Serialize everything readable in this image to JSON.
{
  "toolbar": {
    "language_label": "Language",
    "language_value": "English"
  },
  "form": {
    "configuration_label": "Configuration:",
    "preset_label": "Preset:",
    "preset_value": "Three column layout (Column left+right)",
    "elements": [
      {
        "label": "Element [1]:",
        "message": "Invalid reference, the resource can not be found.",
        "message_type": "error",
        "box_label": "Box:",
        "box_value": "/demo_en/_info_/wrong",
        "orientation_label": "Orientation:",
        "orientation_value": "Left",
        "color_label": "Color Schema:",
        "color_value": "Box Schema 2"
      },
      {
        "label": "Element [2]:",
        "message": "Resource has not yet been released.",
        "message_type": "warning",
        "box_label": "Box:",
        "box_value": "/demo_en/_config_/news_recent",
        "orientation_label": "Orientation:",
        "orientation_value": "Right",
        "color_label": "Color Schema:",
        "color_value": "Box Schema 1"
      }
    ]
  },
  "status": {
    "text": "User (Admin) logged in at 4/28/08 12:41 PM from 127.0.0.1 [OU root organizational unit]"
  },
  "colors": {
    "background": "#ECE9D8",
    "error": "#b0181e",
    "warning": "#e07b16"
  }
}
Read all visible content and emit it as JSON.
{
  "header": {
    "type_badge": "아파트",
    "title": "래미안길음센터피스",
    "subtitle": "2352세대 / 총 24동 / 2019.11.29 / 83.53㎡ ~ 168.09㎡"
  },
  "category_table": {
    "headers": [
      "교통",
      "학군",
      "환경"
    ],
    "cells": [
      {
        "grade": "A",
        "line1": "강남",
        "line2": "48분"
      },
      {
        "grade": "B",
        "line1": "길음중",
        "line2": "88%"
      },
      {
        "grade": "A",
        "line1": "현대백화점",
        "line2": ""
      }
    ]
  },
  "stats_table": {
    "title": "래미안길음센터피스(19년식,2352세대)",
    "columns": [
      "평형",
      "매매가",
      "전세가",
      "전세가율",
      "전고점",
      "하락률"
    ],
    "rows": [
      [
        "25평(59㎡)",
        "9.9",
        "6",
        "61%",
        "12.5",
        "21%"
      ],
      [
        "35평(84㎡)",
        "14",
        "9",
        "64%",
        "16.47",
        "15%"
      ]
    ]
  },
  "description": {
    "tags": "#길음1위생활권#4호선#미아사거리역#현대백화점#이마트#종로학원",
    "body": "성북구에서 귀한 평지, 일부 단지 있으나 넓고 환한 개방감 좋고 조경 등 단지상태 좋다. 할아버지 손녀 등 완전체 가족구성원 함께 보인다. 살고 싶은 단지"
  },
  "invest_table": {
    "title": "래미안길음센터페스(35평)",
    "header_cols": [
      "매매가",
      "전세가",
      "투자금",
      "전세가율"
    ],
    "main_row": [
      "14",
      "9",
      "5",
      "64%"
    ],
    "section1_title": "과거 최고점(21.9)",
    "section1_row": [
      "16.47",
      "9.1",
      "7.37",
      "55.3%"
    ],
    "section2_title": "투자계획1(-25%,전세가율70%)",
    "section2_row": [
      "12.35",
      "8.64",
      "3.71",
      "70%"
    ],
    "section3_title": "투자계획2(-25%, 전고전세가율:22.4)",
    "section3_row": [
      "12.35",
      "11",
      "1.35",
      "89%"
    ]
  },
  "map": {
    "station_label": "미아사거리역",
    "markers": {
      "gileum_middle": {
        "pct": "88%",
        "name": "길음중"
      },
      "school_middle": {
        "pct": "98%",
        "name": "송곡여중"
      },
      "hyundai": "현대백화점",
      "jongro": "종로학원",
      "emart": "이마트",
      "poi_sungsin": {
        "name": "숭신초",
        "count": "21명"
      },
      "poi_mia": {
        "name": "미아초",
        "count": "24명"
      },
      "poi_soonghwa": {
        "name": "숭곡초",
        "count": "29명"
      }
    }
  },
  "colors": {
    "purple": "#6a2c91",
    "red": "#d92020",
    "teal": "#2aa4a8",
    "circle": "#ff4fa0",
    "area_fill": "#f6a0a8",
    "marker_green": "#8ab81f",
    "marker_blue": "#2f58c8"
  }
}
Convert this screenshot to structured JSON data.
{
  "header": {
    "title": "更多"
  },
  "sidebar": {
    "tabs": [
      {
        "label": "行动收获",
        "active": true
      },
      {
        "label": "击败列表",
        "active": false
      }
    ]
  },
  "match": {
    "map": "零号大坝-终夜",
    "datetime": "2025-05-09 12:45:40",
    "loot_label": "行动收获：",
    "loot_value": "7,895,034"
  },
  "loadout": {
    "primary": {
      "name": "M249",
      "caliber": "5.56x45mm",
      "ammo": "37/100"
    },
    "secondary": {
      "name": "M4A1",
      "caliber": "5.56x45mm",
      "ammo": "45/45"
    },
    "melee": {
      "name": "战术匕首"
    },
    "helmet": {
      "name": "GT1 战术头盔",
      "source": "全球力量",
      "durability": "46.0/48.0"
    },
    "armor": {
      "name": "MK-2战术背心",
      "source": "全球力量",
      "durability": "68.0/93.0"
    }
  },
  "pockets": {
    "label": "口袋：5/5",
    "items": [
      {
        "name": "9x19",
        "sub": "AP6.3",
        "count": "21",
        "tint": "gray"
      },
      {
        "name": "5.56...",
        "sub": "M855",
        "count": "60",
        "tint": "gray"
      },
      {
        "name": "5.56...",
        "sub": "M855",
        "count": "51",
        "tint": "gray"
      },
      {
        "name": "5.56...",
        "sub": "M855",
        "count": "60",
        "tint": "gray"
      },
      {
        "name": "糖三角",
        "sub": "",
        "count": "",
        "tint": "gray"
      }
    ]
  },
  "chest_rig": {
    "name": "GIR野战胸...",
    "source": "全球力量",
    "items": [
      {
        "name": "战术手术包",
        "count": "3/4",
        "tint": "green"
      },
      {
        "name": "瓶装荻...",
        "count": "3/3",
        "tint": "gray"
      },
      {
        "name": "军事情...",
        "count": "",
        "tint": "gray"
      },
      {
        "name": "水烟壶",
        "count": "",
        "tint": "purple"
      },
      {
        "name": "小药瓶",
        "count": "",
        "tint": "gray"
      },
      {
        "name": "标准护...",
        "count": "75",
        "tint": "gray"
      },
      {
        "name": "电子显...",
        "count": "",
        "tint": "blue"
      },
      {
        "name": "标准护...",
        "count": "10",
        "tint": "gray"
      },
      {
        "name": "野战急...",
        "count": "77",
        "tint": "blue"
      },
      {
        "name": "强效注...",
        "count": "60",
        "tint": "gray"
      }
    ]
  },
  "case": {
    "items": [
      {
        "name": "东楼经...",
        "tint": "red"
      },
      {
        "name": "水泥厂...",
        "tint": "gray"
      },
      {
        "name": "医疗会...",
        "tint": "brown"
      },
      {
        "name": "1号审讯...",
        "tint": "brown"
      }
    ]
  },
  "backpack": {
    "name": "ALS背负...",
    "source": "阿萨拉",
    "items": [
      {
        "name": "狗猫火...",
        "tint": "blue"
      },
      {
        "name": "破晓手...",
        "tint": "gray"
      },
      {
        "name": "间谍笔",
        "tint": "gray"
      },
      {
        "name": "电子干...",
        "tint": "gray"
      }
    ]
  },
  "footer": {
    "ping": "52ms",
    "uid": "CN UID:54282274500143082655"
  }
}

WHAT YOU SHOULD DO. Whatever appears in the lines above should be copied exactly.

TASK SOLUTION.
Serialize everything readable in this image to JSON.
{
  "toolbar": {
    "language_label": "Language",
    "language_value": "English"
  },
  "form": {
    "configuration_label": "Configuration:",
    "preset_label": "Preset:",
    "preset_value": "Three column layout (Column left+right)",
    "elements": [
      {
        "label": "Element [1]:",
        "message": "Invalid reference, the resource can not be found.",
        "message_type": "error",
        "box_label": "Box:",
        "box_value": "/demo_en/_info_/wrong",
        "orientation_label": "Orientation:",
        "orientation_value": "Left",
        "color_label": "Color Schema:",
        "color_value": "Box Schema 2"
      },
      {
        "label": "Element [2]:",
        "message": "Resource has not yet been released.",
        "message_type": "warning",
        "box_label": "Box:",
        "box_value": "/demo_en/_config_/news_recent",
        "orientation_label": "Orientation:",
        "orientation_value": "Right",
        "color_label": "Color Schema:",
        "color_value": "Box Schema 1"
      }
    ]
  },
  "status": {
    "text": "User (Admin) logged in at 4/28/08 12:41 PM from 127.0.0.1 [OU root organizational unit]"
  },
  "colors": {
    "background": "#ECE9D8",
    "error": "#b0181e",
    "warning": "#e07b16"
  }
}
Read all visible content and emit it as JSON.
{
  "header": {
    "type_badge": "아파트",
    "title": "래미안길음센터피스",
    "subtitle": "2352세대 / 총 24동 / 2019.11.29 / 83.53㎡ ~ 168.09㎡"
  },
  "category_table": {
    "headers": [
      "교통",
      "학군",
      "환경"
    ],
    "cells": [
      {
        "grade": "A",
        "line1": "강남",
        "line2": "48분"
      },
      {
        "grade": "B",
        "line1": "길음중",
        "line2": "88%"
      },
      {
        "grade": "A",
        "line1": "현대백화점",
        "line2": ""
      }
    ]
  },
  "stats_table": {
    "title": "래미안길음센터피스(19년식,2352세대)",
    "columns": [
      "평형",
      "매매가",
      "전세가",
      "전세가율",
      "전고점",
      "하락률"
    ],
    "rows": [
      [
        "25평(59㎡)",
        "9.9",
        "6",
        "61%",
        "12.5",
        "21%"
      ],
      [
        "35평(84㎡)",
        "14",
        "9",
        "64%",
        "16.47",
        "15%"
      ]
    ]
  },
  "description": {
    "tags": "#길음1위생활권#4호선#미아사거리역#현대백화점#이마트#종로학원",
    "body": "성북구에서 귀한 평지, 일부 단지 있으나 넓고 환한 개방감 좋고 조경 등 단지상태 좋다. 할아버지 손녀 등 완전체 가족구성원 함께 보인다. 살고 싶은 단지"
  },
  "invest_table": {
    "title": "래미안길음센터페스(35평)",
    "header_cols": [
      "매매가",
      "전세가",
      "투자금",
      "전세가율"
    ],
    "main_row": [
      "14",
      "9",
      "5",
      "64%"
    ],
    "section1_title": "과거 최고점(21.9)",
    "section1_row": [
      "16.47",
      "9.1",
      "7.37",
      "55.3%"
    ],
    "section2_title": "투자계획1(-25%,전세가율70%)",
    "section2_row": [
      "12.35",
      "8.64",
      "3.71",
      "70%"
    ],
    "section3_title": "투자계획2(-25%, 전고전세가율:22.4)",
    "section3_row": [
      "12.35",
      "11",
      "1.35",
      "89%"
    ]
  },
  "map": {
    "station_label": "미아사거리역",
    "markers": {
      "gileum_middle": {
        "pct": "88%",
        "name": "길음중"
      },
      "school_middle": {
        "pct": "98%",
        "name": "송곡여중"
      },
      "hyundai": "현대백화점",
      "jongro": "종로학원",
      "emart": "이마트",
      "poi_sungsin": {
        "name": "숭신초",
        "count": "21명"
      },
      "poi_mia": {
        "name": "미아초",
        "count": "24명"
      },
      "poi_soonghwa": {
        "name": "숭곡초",
        "count": "29명"
      }
    }
  },
  "colors": {
    "purple": "#6a2c91",
    "red": "#d92020",
    "teal": "#2aa4a8",
    "circle": "#ff4fa0",
    "area_fill": "#f6a0a8",
    "marker_green": "#8ab81f",
    "marker_blue": "#2f58c8"
  }
}
Convert this screenshot to structured JSON data.
{
  "header": {
    "title": "更多"
  },
  "sidebar": {
    "tabs": [
      {
        "label": "行动收获",
        "active": true
      },
      {
        "label": "击败列表",
        "active": false
      }
    ]
  },
  "match": {
    "map": "零号大坝-终夜",
    "datetime": "2025-05-09 12:45:40",
    "loot_label": "行动收获：",
    "loot_value": "7,895,034"
  },
  "loadout": {
    "primary": {
      "name": "M249",
      "caliber": "5.56x45mm",
      "ammo": "37/100"
    },
    "secondary": {
      "name": "M4A1",
      "caliber": "5.56x45mm",
      "ammo": "45/45"
    },
    "melee": {
      "name": "战术匕首"
    },
    "helmet": {
      "name": "GT1 战术头盔",
      "source": "全球力量",
      "durability": "46.0/48.0"
    },
    "armor": {
      "name": "MK-2战术背心",
      "source": "全球力量",
      "durability": "68.0/93.0"
    }
  },
  "pockets": {
    "label": "口袋：5/5",
    "items": [
      {
        "name": "9x19",
        "sub": "AP6.3",
        "count": "21",
        "tint": "gray"
      },
      {
        "name": "5.56...",
        "sub": "M855",
        "count": "60",
        "tint": "gray"
      },
      {
        "name": "5.56...",
        "sub": "M855",
        "count": "51",
        "tint": "gray"
      },
      {
        "name": "5.56...",
        "sub": "M855",
        "count": "60",
        "tint": "gray"
      },
      {
        "name": "糖三角",
        "sub": "",
        "count": "",
        "tint": "gray"
      }
    ]
  },
  "chest_rig": {
    "name": "GIR野战胸...",
    "source": "全球力量",
    "items": [
      {
        "name": "战术手术包",
        "count": "3/4",
        "tint": "green"
      },
      {
        "name": "瓶装荻...",
        "count": "3/3",
        "tint": "gray"
      },
      {
        "name": "军事情...",
        "count": "",
        "tint": "gray"
      },
      {
        "name": "水烟壶",
        "count": "",
        "tint": "purple"
      },
      {
        "name": "小药瓶",
        "count": "",
        "tint": "gray"
      },
      {
        "name": "标准护...",
        "count": "75",
        "tint": "gray"
      },
      {
        "name": "电子显...",
        "count": "",
        "tint": "blue"
      },
      {
        "name": "标准护...",
        "count": "10",
        "tint": "gray"
      },
      {
        "name": "野战急...",
        "count": "77",
        "tint": "blue"
      },
      {
        "name": "强效注...",
        "count": "60",
        "tint": "gray"
      }
    ]
  },
  "case": {
    "items": [
      {
        "name": "东楼经...",
        "tint": "red"
      },
      {
        "name": "水泥厂...",
        "tint": "gray"
      },
      {
        "name": "医疗会...",
        "tint": "brown"
      },
      {
        "name": "1号审讯...",
        "tint": "brown"
      }
    ]
  },
  "backpack": {
    "name": "ALS背负...",
    "source": "阿萨拉",
    "items": [
      {
        "name": "狗猫火...",
        "tint": "blue"
      },
      {
        "name": "破晓手...",
        "tint": "gray"
      },
      {
        "name": "间谍笔",
        "tint": "gray"
      },
      {
        "name": "电子干...",
        "tint": "gray"
      }
    ]
  },
  "footer": {
    "ping": "52ms",
    "uid": "CN UID:54282274500143082655"
  }
}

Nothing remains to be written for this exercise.